◆ Task statement ◆
How many lines in the records below contain the word "icon"? State only that number.

•••••

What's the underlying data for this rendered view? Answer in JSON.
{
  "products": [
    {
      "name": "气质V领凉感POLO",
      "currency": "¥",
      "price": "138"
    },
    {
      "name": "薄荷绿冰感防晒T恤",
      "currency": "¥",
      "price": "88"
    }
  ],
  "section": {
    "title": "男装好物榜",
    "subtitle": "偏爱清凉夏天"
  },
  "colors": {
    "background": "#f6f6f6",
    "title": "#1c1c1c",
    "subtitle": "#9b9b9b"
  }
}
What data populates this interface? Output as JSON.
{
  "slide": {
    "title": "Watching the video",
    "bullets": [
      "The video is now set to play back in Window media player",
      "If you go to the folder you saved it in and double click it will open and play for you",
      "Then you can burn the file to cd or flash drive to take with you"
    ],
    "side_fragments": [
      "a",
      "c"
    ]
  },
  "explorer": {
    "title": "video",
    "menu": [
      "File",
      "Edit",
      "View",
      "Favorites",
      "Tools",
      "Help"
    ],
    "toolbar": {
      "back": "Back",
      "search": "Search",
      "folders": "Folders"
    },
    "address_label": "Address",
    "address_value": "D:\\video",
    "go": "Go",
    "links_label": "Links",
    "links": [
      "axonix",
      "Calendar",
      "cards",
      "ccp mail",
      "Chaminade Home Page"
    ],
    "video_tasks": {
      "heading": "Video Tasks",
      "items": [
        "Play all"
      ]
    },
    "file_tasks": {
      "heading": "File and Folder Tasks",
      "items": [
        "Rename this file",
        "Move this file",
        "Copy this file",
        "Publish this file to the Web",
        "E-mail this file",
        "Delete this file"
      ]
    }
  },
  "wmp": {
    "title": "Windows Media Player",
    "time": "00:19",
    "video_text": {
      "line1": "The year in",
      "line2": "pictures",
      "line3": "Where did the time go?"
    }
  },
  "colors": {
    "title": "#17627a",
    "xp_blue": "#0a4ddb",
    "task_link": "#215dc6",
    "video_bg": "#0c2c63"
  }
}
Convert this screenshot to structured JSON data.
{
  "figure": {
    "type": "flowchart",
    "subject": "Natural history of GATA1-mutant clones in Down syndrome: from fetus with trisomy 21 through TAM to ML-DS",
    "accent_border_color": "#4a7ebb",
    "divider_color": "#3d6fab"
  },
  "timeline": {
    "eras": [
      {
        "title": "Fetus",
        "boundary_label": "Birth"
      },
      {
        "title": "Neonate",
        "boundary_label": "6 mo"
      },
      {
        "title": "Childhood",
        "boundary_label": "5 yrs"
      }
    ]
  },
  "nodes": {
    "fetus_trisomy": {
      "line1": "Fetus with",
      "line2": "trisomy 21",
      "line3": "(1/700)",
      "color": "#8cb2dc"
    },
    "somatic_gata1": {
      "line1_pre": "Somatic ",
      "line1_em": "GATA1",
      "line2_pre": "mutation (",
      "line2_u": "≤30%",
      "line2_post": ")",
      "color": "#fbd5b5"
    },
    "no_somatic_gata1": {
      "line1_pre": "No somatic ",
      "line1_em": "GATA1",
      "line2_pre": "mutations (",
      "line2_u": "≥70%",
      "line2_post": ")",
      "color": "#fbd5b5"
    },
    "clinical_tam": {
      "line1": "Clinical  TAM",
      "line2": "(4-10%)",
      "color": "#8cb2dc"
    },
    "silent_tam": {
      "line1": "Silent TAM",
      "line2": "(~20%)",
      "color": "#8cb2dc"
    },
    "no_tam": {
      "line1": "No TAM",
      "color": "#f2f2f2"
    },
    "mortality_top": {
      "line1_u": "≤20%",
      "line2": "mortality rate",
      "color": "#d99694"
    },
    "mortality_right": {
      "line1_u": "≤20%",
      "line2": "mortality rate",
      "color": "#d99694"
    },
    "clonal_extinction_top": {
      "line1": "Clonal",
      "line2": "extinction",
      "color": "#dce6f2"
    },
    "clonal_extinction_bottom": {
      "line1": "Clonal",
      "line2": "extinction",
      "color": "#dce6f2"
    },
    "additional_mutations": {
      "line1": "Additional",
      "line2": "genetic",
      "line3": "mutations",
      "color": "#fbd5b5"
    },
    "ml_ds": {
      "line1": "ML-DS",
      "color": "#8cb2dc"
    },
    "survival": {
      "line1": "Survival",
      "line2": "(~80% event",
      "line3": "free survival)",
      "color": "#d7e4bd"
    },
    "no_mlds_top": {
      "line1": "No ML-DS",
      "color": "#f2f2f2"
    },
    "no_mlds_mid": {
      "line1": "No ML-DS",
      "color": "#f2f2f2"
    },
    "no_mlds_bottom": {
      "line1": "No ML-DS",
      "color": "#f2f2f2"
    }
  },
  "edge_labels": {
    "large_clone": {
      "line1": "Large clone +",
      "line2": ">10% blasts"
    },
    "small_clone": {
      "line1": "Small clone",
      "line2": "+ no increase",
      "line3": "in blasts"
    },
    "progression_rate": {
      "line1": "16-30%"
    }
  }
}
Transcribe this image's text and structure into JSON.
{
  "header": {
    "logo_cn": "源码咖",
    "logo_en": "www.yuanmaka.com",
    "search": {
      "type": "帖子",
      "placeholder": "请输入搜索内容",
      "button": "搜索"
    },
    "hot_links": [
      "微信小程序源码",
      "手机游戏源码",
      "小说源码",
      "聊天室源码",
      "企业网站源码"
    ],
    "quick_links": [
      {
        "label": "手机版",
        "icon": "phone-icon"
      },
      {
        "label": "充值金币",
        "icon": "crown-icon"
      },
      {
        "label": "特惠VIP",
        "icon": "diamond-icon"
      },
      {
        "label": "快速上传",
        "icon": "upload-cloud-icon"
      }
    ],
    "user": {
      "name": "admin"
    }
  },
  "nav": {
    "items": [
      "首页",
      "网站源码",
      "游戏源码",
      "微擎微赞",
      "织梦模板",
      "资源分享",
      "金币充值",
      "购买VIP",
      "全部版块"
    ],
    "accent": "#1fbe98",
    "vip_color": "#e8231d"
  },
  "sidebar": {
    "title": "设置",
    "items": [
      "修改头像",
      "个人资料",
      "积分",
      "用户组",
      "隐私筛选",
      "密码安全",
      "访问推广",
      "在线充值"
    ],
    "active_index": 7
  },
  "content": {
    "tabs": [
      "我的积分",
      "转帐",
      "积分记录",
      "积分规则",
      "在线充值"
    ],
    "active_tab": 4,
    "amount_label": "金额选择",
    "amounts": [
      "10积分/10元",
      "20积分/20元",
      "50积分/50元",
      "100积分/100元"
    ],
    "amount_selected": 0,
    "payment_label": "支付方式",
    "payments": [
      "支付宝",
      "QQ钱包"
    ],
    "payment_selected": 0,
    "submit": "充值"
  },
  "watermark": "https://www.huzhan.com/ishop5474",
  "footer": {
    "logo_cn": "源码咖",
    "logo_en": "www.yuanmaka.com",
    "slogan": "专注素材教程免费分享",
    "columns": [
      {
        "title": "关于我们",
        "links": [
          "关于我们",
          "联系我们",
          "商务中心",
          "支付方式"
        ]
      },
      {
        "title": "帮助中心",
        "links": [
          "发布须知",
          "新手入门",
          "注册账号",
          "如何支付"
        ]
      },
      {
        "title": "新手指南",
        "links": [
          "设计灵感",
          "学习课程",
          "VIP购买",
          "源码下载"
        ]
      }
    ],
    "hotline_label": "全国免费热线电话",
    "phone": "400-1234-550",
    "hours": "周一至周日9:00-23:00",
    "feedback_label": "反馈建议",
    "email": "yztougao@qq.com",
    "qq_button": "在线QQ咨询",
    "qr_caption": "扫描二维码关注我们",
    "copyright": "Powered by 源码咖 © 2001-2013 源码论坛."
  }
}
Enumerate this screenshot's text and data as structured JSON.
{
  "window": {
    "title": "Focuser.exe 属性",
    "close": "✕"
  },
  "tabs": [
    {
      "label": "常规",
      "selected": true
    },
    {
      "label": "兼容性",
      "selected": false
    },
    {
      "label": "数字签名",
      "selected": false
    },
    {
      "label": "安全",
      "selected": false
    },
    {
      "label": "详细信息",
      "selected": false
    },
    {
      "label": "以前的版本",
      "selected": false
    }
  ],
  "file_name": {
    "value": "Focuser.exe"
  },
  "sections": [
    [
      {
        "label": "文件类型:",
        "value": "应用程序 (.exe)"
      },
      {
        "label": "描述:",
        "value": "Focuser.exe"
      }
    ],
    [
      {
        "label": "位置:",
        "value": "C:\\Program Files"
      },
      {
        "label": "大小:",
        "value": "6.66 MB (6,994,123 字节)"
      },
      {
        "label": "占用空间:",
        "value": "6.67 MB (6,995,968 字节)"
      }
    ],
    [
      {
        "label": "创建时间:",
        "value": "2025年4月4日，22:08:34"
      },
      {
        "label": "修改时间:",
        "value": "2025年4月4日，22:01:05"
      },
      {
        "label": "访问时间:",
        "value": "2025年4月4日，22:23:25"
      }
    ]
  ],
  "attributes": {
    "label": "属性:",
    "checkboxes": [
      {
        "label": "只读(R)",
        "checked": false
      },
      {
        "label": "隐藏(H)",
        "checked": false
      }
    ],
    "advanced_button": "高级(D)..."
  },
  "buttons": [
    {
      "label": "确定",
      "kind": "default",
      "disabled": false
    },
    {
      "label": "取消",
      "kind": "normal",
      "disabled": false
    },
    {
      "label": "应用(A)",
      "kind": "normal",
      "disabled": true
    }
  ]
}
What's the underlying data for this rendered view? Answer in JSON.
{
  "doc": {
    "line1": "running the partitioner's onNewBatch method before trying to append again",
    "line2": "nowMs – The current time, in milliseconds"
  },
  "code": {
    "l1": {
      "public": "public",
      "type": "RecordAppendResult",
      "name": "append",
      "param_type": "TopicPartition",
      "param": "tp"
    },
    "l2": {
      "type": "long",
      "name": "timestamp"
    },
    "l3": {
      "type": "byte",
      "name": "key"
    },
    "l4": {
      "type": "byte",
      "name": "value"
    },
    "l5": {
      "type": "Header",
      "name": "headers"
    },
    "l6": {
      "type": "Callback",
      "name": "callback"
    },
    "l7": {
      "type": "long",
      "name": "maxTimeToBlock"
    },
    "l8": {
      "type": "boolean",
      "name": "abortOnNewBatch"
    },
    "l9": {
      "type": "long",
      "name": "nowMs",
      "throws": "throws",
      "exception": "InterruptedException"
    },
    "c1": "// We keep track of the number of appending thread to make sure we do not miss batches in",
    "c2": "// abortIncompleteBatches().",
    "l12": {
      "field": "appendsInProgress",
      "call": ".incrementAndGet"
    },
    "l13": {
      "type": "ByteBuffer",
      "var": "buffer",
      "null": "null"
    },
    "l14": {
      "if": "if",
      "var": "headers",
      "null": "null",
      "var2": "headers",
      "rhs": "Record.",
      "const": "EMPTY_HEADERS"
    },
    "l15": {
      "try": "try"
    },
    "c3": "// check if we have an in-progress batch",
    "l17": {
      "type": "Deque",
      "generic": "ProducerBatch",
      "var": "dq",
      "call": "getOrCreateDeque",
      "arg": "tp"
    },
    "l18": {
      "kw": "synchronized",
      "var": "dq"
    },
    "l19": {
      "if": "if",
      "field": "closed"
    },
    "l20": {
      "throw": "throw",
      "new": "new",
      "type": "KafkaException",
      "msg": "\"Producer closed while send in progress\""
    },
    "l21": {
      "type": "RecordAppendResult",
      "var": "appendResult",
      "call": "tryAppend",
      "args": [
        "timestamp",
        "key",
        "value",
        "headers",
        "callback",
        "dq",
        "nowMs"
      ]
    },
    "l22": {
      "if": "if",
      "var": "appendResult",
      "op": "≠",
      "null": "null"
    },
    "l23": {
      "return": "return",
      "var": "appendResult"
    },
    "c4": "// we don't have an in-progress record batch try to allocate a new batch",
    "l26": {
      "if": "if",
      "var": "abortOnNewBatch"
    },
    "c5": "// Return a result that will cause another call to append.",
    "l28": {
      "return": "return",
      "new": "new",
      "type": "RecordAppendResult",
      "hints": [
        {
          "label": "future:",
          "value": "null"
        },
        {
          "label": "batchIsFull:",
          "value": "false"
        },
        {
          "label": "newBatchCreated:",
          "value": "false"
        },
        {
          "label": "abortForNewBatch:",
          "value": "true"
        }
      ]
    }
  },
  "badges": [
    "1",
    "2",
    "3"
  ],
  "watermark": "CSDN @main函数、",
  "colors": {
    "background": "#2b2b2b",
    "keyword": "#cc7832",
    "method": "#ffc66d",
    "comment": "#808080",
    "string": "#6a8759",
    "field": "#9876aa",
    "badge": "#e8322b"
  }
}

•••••

◆ Solved exercise ◆
4